by Ernie Burns
Hollywood’s stereotype of estate planning usually features assorted nieces, nephews and cousins gathered in the drawing room of a 100-year-old mansion greedily waiting to hear what an eccentric rich relative left them.
By the time the scene is over, no one is happy – and that part, at least, has some veracity.
“Thousands of people fight over money every year after someone has died, especially if that person did a poor job of planning what would happen with their assets,” says Ernie Burns, president and chief executive officer of Burns Estate Planning and Wealth Advisors (www.burnsestateplanning.com).
But families don’t have to be rich to get in an uproar over who should inherit what. And unfortunately, the average person doesn’t show the same kind of concern about estate planning that the rich do – and that’s a mistake, Burns says.
“People often think, ‘Well, I’m married so everything will just pass along to my wife or my kids,’ “ he says. “But it doesn’t always work that way. For example, in some states your brothers and sisters could possibly inherit part of your estate, even if that wasn’t your intent.”
That’s why everyone – regardless of how small their wealth – should do at least some estate planning, Burns says. Some things to consider, he says, include:
A will. This is the most basic of estate-planning documents, yet a Caring.com survey this year showed that more than half of Americans don’t have a will. “A will can provide certainty and clarity and eliminate the grey areas when property is moving from one generation to the next,” Burns says. “Don’t just assume everything will end up with the people you want it to if you fail to leave specific instructions.”
A trust. Not everyone needs a trust, but it often makes sense. “Basically, a trust allows you to control your assets from the grave,” Burns says. “You can set certain restrictions, which is especially helpful if your kids are young or they don’t really manage money well. That way you may be able to keep them from blowing their inheritance all at once.” For example, a restriction might be that they don’t receive the money until they earn a college degree.

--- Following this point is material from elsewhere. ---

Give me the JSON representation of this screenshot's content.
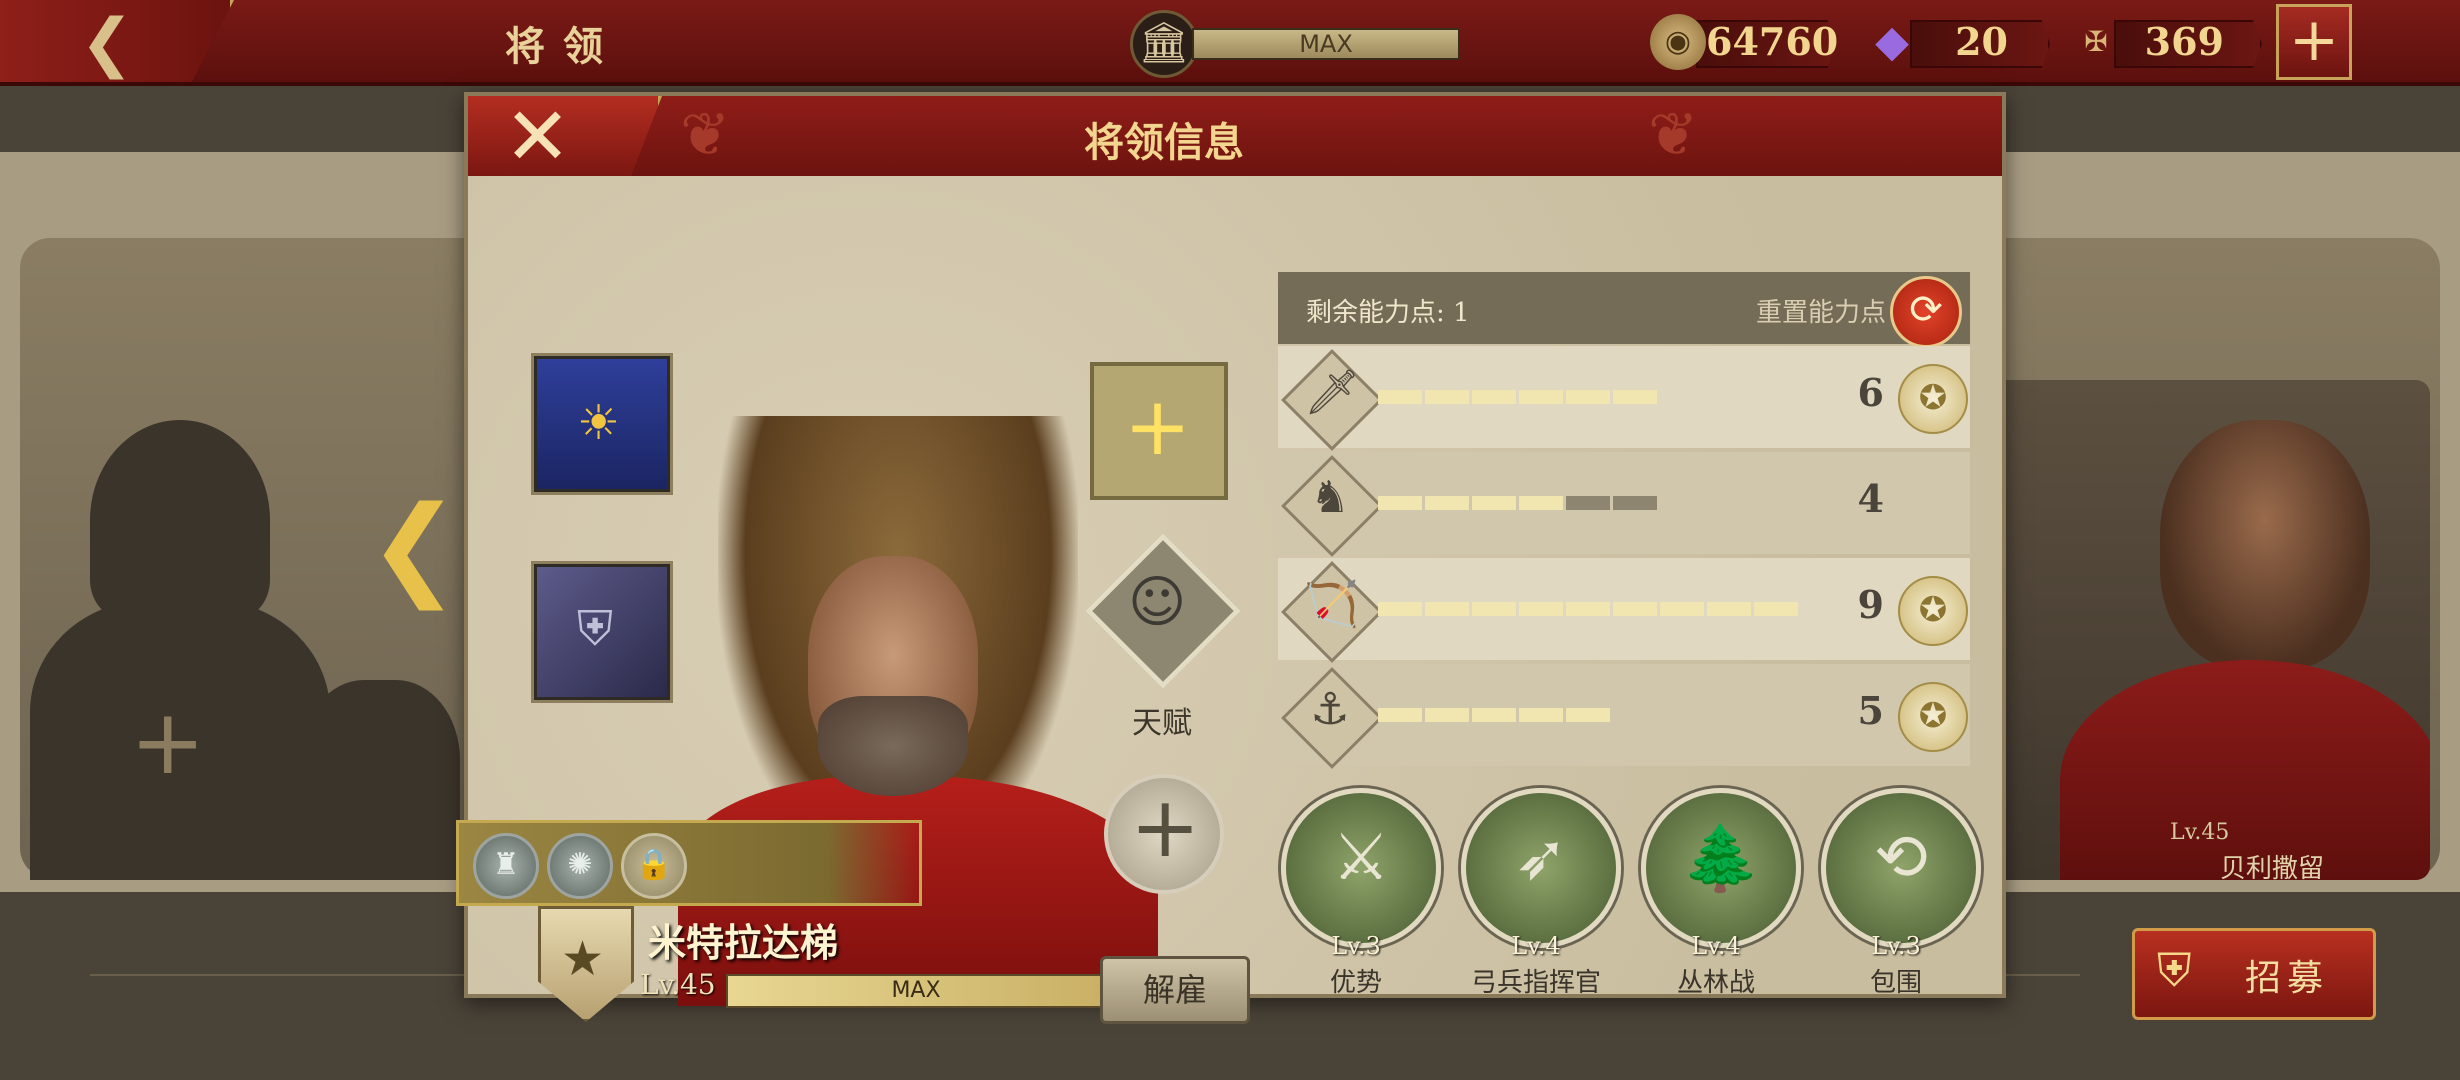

Power of attorney. It’s important to assign someone power of attorney so that if you become incapacitated that person can speak on your behalf and sign important documents. You can also have a living will to outline your wishes, which could help your family make tough decisions about your healthcare.
There are online services that can prepare a will, Burns says, but that may not be the best route.
“Laws and rules are always changing,” he says. “So it’s better to consult with a professional who understands all the nuances.”
Ernie Burns, president and chief executive officer of Burns Estate Planning and Wealth Advisors (www.burnsestateplanning.com), has more than 25 years’ experience in retirement income planning. He is an Investment Adviser Representative, and also is a Master Certified Estate Planner (MCEP) and a Million Dollar Round Table-Top of the Table Member (MDRT). Burns also is host of Total Retirement, a 30-minute television show. He has been published and/or quoted in Fortune Magazine, Entrepreneur Magazine, Money Magazine and Bloomberg BusinessWeek. Burns Estate Planning and Wealth Advisors is now the “Official Wealth Management Firm of Southeastern Athletics” for Southeastern Louisiana University.